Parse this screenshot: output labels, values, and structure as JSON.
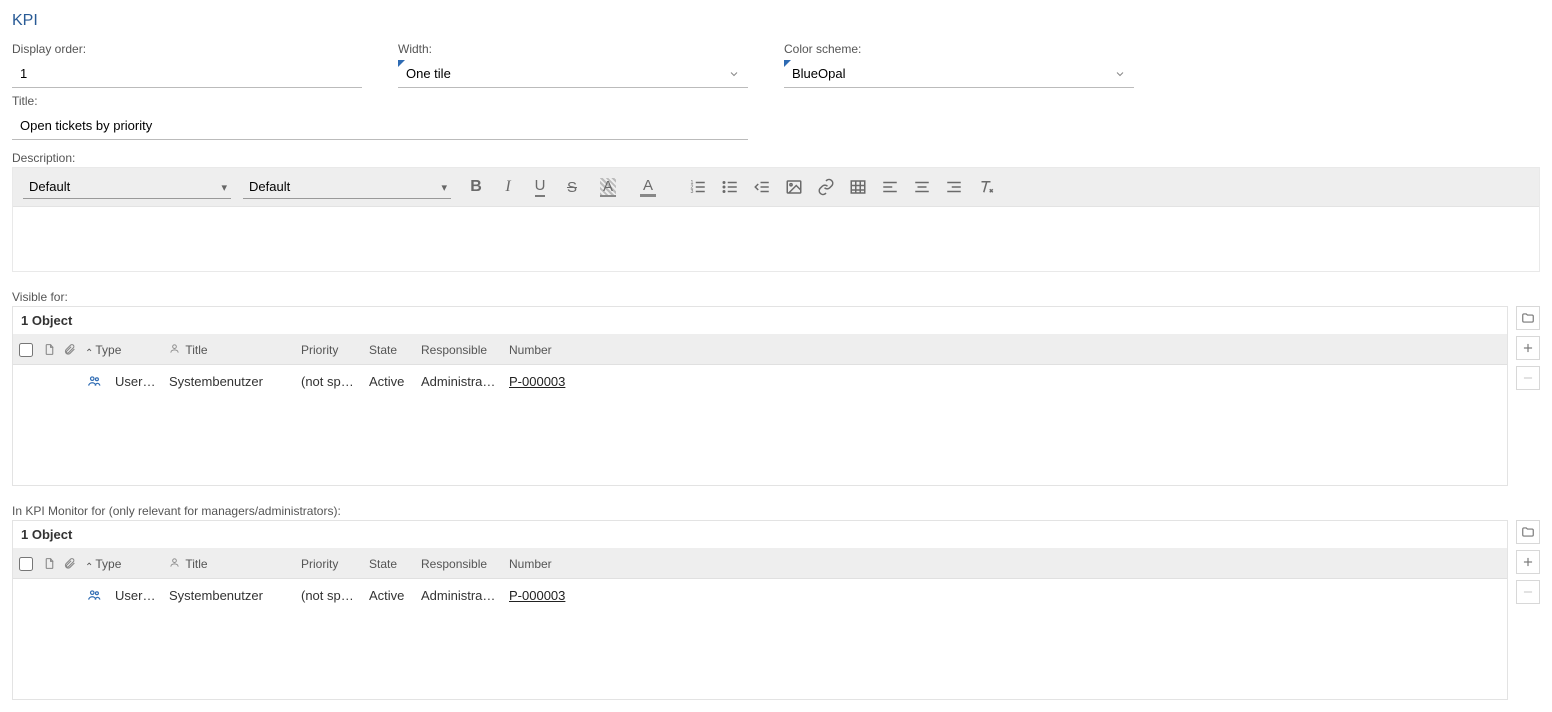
{
  "page_title": "KPI",
  "fields": {
    "display_order": {
      "label": "Display order:",
      "value": "1"
    },
    "width": {
      "label": "Width:",
      "value": "One tile"
    },
    "color_scheme": {
      "label": "Color scheme:",
      "value": "BlueOpal"
    },
    "title": {
      "label": "Title:",
      "value": "Open tickets by priority"
    },
    "description": {
      "label": "Description:"
    }
  },
  "rte": {
    "font_family": "Default",
    "font_size": "Default"
  },
  "visible_for": {
    "label": "Visible for:",
    "summary": "1 Object",
    "columns": {
      "type": "Type",
      "title": "Title",
      "priority": "Priority",
      "state": "State",
      "responsible": "Responsible",
      "number": "Number"
    },
    "rows": [
      {
        "type": "User group",
        "title": "Systembenutzer",
        "priority": "(not spec...",
        "state": "Active",
        "responsible": "Administratio...",
        "number": "P-000003"
      }
    ]
  },
  "kpi_monitor_for": {
    "label": "In KPI Monitor for (only relevant for managers/administrators):",
    "summary": "1 Object",
    "columns": {
      "type": "Type",
      "title": "Title",
      "priority": "Priority",
      "state": "State",
      "responsible": "Responsible",
      "number": "Number"
    },
    "rows": [
      {
        "type": "User group",
        "title": "Systembenutzer",
        "priority": "(not spec...",
        "state": "Active",
        "responsible": "Administratio...",
        "number": "P-000003"
      }
    ]
  }
}
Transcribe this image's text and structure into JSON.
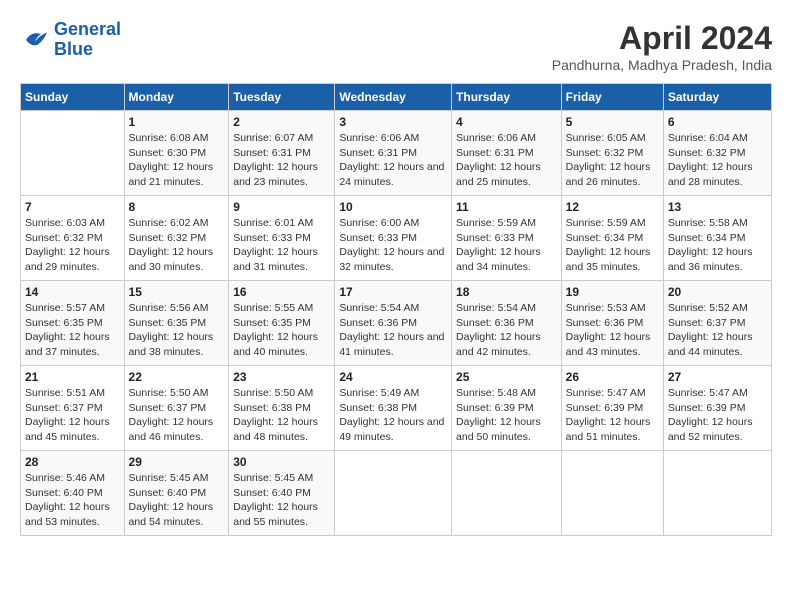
{
  "logo": {
    "line1": "General",
    "line2": "Blue"
  },
  "title": "April 2024",
  "location": "Pandhurna, Madhya Pradesh, India",
  "days_header": [
    "Sunday",
    "Monday",
    "Tuesday",
    "Wednesday",
    "Thursday",
    "Friday",
    "Saturday"
  ],
  "weeks": [
    [
      {
        "day": "",
        "sunrise": "",
        "sunset": "",
        "daylight": ""
      },
      {
        "day": "1",
        "sunrise": "6:08 AM",
        "sunset": "6:30 PM",
        "daylight": "12 hours and 21 minutes."
      },
      {
        "day": "2",
        "sunrise": "6:07 AM",
        "sunset": "6:31 PM",
        "daylight": "12 hours and 23 minutes."
      },
      {
        "day": "3",
        "sunrise": "6:06 AM",
        "sunset": "6:31 PM",
        "daylight": "12 hours and 24 minutes."
      },
      {
        "day": "4",
        "sunrise": "6:06 AM",
        "sunset": "6:31 PM",
        "daylight": "12 hours and 25 minutes."
      },
      {
        "day": "5",
        "sunrise": "6:05 AM",
        "sunset": "6:32 PM",
        "daylight": "12 hours and 26 minutes."
      },
      {
        "day": "6",
        "sunrise": "6:04 AM",
        "sunset": "6:32 PM",
        "daylight": "12 hours and 28 minutes."
      }
    ],
    [
      {
        "day": "7",
        "sunrise": "6:03 AM",
        "sunset": "6:32 PM",
        "daylight": "12 hours and 29 minutes."
      },
      {
        "day": "8",
        "sunrise": "6:02 AM",
        "sunset": "6:32 PM",
        "daylight": "12 hours and 30 minutes."
      },
      {
        "day": "9",
        "sunrise": "6:01 AM",
        "sunset": "6:33 PM",
        "daylight": "12 hours and 31 minutes."
      },
      {
        "day": "10",
        "sunrise": "6:00 AM",
        "sunset": "6:33 PM",
        "daylight": "12 hours and 32 minutes."
      },
      {
        "day": "11",
        "sunrise": "5:59 AM",
        "sunset": "6:33 PM",
        "daylight": "12 hours and 34 minutes."
      },
      {
        "day": "12",
        "sunrise": "5:59 AM",
        "sunset": "6:34 PM",
        "daylight": "12 hours and 35 minutes."
      },
      {
        "day": "13",
        "sunrise": "5:58 AM",
        "sunset": "6:34 PM",
        "daylight": "12 hours and 36 minutes."
      }
    ],
    [
      {
        "day": "14",
        "sunrise": "5:57 AM",
        "sunset": "6:35 PM",
        "daylight": "12 hours and 37 minutes."
      },
      {
        "day": "15",
        "sunrise": "5:56 AM",
        "sunset": "6:35 PM",
        "daylight": "12 hours and 38 minutes."
      },
      {
        "day": "16",
        "sunrise": "5:55 AM",
        "sunset": "6:35 PM",
        "daylight": "12 hours and 40 minutes."
      },
      {
        "day": "17",
        "sunrise": "5:54 AM",
        "sunset": "6:36 PM",
        "daylight": "12 hours and 41 minutes."
      },
      {
        "day": "18",
        "sunrise": "5:54 AM",
        "sunset": "6:36 PM",
        "daylight": "12 hours and 42 minutes."
      },
      {
        "day": "19",
        "sunrise": "5:53 AM",
        "sunset": "6:36 PM",
        "daylight": "12 hours and 43 minutes."
      },
      {
        "day": "20",
        "sunrise": "5:52 AM",
        "sunset": "6:37 PM",
        "daylight": "12 hours and 44 minutes."
      }
    ],
    [
      {
        "day": "21",
        "sunrise": "5:51 AM",
        "sunset": "6:37 PM",
        "daylight": "12 hours and 45 minutes."
      },
      {
        "day": "22",
        "sunrise": "5:50 AM",
        "sunset": "6:37 PM",
        "daylight": "12 hours and 46 minutes."
      },
      {
        "day": "23",
        "sunrise": "5:50 AM",
        "sunset": "6:38 PM",
        "daylight": "12 hours and 48 minutes."
      },
      {
        "day": "24",
        "sunrise": "5:49 AM",
        "sunset": "6:38 PM",
        "daylight": "12 hours and 49 minutes."
      },
      {
        "day": "25",
        "sunrise": "5:48 AM",
        "sunset": "6:39 PM",
        "daylight": "12 hours and 50 minutes."
      },
      {
        "day": "26",
        "sunrise": "5:47 AM",
        "sunset": "6:39 PM",
        "daylight": "12 hours and 51 minutes."
      },
      {
        "day": "27",
        "sunrise": "5:47 AM",
        "sunset": "6:39 PM",
        "daylight": "12 hours and 52 minutes."
      }
    ],
    [
      {
        "day": "28",
        "sunrise": "5:46 AM",
        "sunset": "6:40 PM",
        "daylight": "12 hours and 53 minutes."
      },
      {
        "day": "29",
        "sunrise": "5:45 AM",
        "sunset": "6:40 PM",
        "daylight": "12 hours and 54 minutes."
      },
      {
        "day": "30",
        "sunrise": "5:45 AM",
        "sunset": "6:40 PM",
        "daylight": "12 hours and 55 minutes."
      },
      {
        "day": "",
        "sunrise": "",
        "sunset": "",
        "daylight": ""
      },
      {
        "day": "",
        "sunrise": "",
        "sunset": "",
        "daylight": ""
      },
      {
        "day": "",
        "sunrise": "",
        "sunset": "",
        "daylight": ""
      },
      {
        "day": "",
        "sunrise": "",
        "sunset": "",
        "daylight": ""
      }
    ]
  ]
}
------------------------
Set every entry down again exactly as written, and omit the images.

Parse this screenshot: output labels, values, and structure as JSON.
{
  "page_title": "KPI",
  "fields": {
    "display_order": {
      "label": "Display order:",
      "value": "1"
    },
    "width": {
      "label": "Width:",
      "value": "One tile"
    },
    "color_scheme": {
      "label": "Color scheme:",
      "value": "BlueOpal"
    },
    "title": {
      "label": "Title:",
      "value": "Open tickets by priority"
    },
    "description": {
      "label": "Description:"
    }
  },
  "rte": {
    "font_family": "Default",
    "font_size": "Default"
  },
  "visible_for": {
    "label": "Visible for:",
    "summary": "1 Object",
    "columns": {
      "type": "Type",
      "title": "Title",
      "priority": "Priority",
      "state": "State",
      "responsible": "Responsible",
      "number": "Number"
    },
    "rows": [
      {
        "type": "User group",
        "title": "Systembenutzer",
        "priority": "(not spec...",
        "state": "Active",
        "responsible": "Administratio...",
        "number": "P-000003"
      }
    ]
  },
  "kpi_monitor_for": {
    "label": "In KPI Monitor for (only relevant for managers/administrators):",
    "summary": "1 Object",
    "columns": {
      "type": "Type",
      "title": "Title",
      "priority": "Priority",
      "state": "State",
      "responsible": "Responsible",
      "number": "Number"
    },
    "rows": [
      {
        "type": "User group",
        "title": "Systembenutzer",
        "priority": "(not spec...",
        "state": "Active",
        "responsible": "Administratio...",
        "number": "P-000003"
      }
    ]
  }
}
Transcribe this image's text and structure into JSON.
{
  "logo": {
    "line1": "General",
    "line2": "Blue"
  },
  "title": "April 2024",
  "location": "Pandhurna, Madhya Pradesh, India",
  "days_header": [
    "Sunday",
    "Monday",
    "Tuesday",
    "Wednesday",
    "Thursday",
    "Friday",
    "Saturday"
  ],
  "weeks": [
    [
      {
        "day": "",
        "sunrise": "",
        "sunset": "",
        "daylight": ""
      },
      {
        "day": "1",
        "sunrise": "6:08 AM",
        "sunset": "6:30 PM",
        "daylight": "12 hours and 21 minutes."
      },
      {
        "day": "2",
        "sunrise": "6:07 AM",
        "sunset": "6:31 PM",
        "daylight": "12 hours and 23 minutes."
      },
      {
        "day": "3",
        "sunrise": "6:06 AM",
        "sunset": "6:31 PM",
        "daylight": "12 hours and 24 minutes."
      },
      {
        "day": "4",
        "sunrise": "6:06 AM",
        "sunset": "6:31 PM",
        "daylight": "12 hours and 25 minutes."
      },
      {
        "day": "5",
        "sunrise": "6:05 AM",
        "sunset": "6:32 PM",
        "daylight": "12 hours and 26 minutes."
      },
      {
        "day": "6",
        "sunrise": "6:04 AM",
        "sunset": "6:32 PM",
        "daylight": "12 hours and 28 minutes."
      }
    ],
    [
      {
        "day": "7",
        "sunrise": "6:03 AM",
        "sunset": "6:32 PM",
        "daylight": "12 hours and 29 minutes."
      },
      {
        "day": "8",
        "sunrise": "6:02 AM",
        "sunset": "6:32 PM",
        "daylight": "12 hours and 30 minutes."
      },
      {
        "day": "9",
        "sunrise": "6:01 AM",
        "sunset": "6:33 PM",
        "daylight": "12 hours and 31 minutes."
      },
      {
        "day": "10",
        "sunrise": "6:00 AM",
        "sunset": "6:33 PM",
        "daylight": "12 hours and 32 minutes."
      },
      {
        "day": "11",
        "sunrise": "5:59 AM",
        "sunset": "6:33 PM",
        "daylight": "12 hours and 34 minutes."
      },
      {
        "day": "12",
        "sunrise": "5:59 AM",
        "sunset": "6:34 PM",
        "daylight": "12 hours and 35 minutes."
      },
      {
        "day": "13",
        "sunrise": "5:58 AM",
        "sunset": "6:34 PM",
        "daylight": "12 hours and 36 minutes."
      }
    ],
    [
      {
        "day": "14",
        "sunrise": "5:57 AM",
        "sunset": "6:35 PM",
        "daylight": "12 hours and 37 minutes."
      },
      {
        "day": "15",
        "sunrise": "5:56 AM",
        "sunset": "6:35 PM",
        "daylight": "12 hours and 38 minutes."
      },
      {
        "day": "16",
        "sunrise": "5:55 AM",
        "sunset": "6:35 PM",
        "daylight": "12 hours and 40 minutes."
      },
      {
        "day": "17",
        "sunrise": "5:54 AM",
        "sunset": "6:36 PM",
        "daylight": "12 hours and 41 minutes."
      },
      {
        "day": "18",
        "sunrise": "5:54 AM",
        "sunset": "6:36 PM",
        "daylight": "12 hours and 42 minutes."
      },
      {
        "day": "19",
        "sunrise": "5:53 AM",
        "sunset": "6:36 PM",
        "daylight": "12 hours and 43 minutes."
      },
      {
        "day": "20",
        "sunrise": "5:52 AM",
        "sunset": "6:37 PM",
        "daylight": "12 hours and 44 minutes."
      }
    ],
    [
      {
        "day": "21",
        "sunrise": "5:51 AM",
        "sunset": "6:37 PM",
        "daylight": "12 hours and 45 minutes."
      },
      {
        "day": "22",
        "sunrise": "5:50 AM",
        "sunset": "6:37 PM",
        "daylight": "12 hours and 46 minutes."
      },
      {
        "day": "23",
        "sunrise": "5:50 AM",
        "sunset": "6:38 PM",
        "daylight": "12 hours and 48 minutes."
      },
      {
        "day": "24",
        "sunrise": "5:49 AM",
        "sunset": "6:38 PM",
        "daylight": "12 hours and 49 minutes."
      },
      {
        "day": "25",
        "sunrise": "5:48 AM",
        "sunset": "6:39 PM",
        "daylight": "12 hours and 50 minutes."
      },
      {
        "day": "26",
        "sunrise": "5:47 AM",
        "sunset": "6:39 PM",
        "daylight": "12 hours and 51 minutes."
      },
      {
        "day": "27",
        "sunrise": "5:47 AM",
        "sunset": "6:39 PM",
        "daylight": "12 hours and 52 minutes."
      }
    ],
    [
      {
        "day": "28",
        "sunrise": "5:46 AM",
        "sunset": "6:40 PM",
        "daylight": "12 hours and 53 minutes."
      },
      {
        "day": "29",
        "sunrise": "5:45 AM",
        "sunset": "6:40 PM",
        "daylight": "12 hours and 54 minutes."
      },
      {
        "day": "30",
        "sunrise": "5:45 AM",
        "sunset": "6:40 PM",
        "daylight": "12 hours and 55 minutes."
      },
      {
        "day": "",
        "sunrise": "",
        "sunset": "",
        "daylight": ""
      },
      {
        "day": "",
        "sunrise": "",
        "sunset": "",
        "daylight": ""
      },
      {
        "day": "",
        "sunrise": "",
        "sunset": "",
        "daylight": ""
      },
      {
        "day": "",
        "sunrise": "",
        "sunset": "",
        "daylight": ""
      }
    ]
  ]
}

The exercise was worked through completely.